==== Provided records ====

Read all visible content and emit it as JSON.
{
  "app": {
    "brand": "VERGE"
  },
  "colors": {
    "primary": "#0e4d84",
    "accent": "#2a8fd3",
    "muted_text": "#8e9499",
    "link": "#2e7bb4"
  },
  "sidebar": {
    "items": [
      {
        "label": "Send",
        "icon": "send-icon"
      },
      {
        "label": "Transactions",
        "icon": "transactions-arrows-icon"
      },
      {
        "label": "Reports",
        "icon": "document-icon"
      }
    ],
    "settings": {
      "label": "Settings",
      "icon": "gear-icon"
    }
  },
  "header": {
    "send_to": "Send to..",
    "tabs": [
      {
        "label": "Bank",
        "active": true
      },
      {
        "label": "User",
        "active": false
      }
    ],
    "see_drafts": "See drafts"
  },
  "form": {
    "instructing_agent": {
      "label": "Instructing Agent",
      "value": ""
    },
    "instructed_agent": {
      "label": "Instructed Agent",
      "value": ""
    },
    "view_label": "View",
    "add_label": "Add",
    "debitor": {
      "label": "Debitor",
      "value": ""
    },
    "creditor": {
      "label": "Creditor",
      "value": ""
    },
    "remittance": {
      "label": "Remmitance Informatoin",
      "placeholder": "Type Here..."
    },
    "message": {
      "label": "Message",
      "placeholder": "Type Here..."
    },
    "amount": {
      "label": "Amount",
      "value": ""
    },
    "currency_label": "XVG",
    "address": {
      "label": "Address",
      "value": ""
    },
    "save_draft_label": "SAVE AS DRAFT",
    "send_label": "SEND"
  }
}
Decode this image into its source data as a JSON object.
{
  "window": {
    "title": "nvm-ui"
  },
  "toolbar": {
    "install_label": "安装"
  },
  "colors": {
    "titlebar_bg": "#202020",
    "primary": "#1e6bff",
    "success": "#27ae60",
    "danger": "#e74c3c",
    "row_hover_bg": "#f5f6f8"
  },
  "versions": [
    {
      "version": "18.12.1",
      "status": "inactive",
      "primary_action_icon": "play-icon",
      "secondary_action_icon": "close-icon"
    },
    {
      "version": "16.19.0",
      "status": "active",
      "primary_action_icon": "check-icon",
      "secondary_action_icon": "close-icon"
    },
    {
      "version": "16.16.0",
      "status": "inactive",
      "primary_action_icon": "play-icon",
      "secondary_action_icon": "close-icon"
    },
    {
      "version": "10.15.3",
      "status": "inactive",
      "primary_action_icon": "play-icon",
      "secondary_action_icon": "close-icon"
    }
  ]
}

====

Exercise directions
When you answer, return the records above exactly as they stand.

Answer to this problem
Read all visible content and emit it as JSON.
{
  "app": {
    "brand": "VERGE"
  },
  "colors": {
    "primary": "#0e4d84",
    "accent": "#2a8fd3",
    "muted_text": "#8e9499",
    "link": "#2e7bb4"
  },
  "sidebar": {
    "items": [
      {
        "label": "Send",
        "icon": "send-icon"
      },
      {
        "label": "Transactions",
        "icon": "transactions-arrows-icon"
      },
      {
        "label": "Reports",
        "icon": "document-icon"
      }
    ],
    "settings": {
      "label": "Settings",
      "icon": "gear-icon"
    }
  },
  "header": {
    "send_to": "Send to..",
    "tabs": [
      {
        "label": "Bank",
        "active": true
      },
      {
        "label": "User",
        "active": false
      }
    ],
    "see_drafts": "See drafts"
  },
  "form": {
    "instructing_agent": {
      "label": "Instructing Agent",
      "value": ""
    },
    "instructed_agent": {
      "label": "Instructed Agent",
      "value": ""
    },
    "view_label": "View",
    "add_label": "Add",
    "debitor": {
      "label": "Debitor",
      "value": ""
    },
    "creditor": {
      "label": "Creditor",
      "value": ""
    },
    "remittance": {
      "label": "Remmitance Informatoin",
      "placeholder": "Type Here..."
    },
    "message": {
      "label": "Message",
      "placeholder": "Type Here..."
    },
    "amount": {
      "label": "Amount",
      "value": ""
    },
    "currency_label": "XVG",
    "address": {
      "label": "Address",
      "value": ""
    },
    "save_draft_label": "SAVE AS DRAFT",
    "send_label": "SEND"
  }
}
Decode this image into its source data as a JSON object.
{
  "window": {
    "title": "nvm-ui"
  },
  "toolbar": {
    "install_label": "安装"
  },
  "colors": {
    "titlebar_bg": "#202020",
    "primary": "#1e6bff",
    "success": "#27ae60",
    "danger": "#e74c3c",
    "row_hover_bg": "#f5f6f8"
  },
  "versions": [
    {
      "version": "18.12.1",
      "status": "inactive",
      "primary_action_icon": "play-icon",
      "secondary_action_icon": "close-icon"
    },
    {
      "version": "16.19.0",
      "status": "active",
      "primary_action_icon": "check-icon",
      "secondary_action_icon": "close-icon"
    },
    {
      "version": "16.16.0",
      "status": "inactive",
      "primary_action_icon": "play-icon",
      "secondary_action_icon": "close-icon"
    },
    {
      "version": "10.15.3",
      "status": "inactive",
      "primary_action_icon": "play-icon",
      "secondary_action_icon": "close-icon"
    }
  ]
}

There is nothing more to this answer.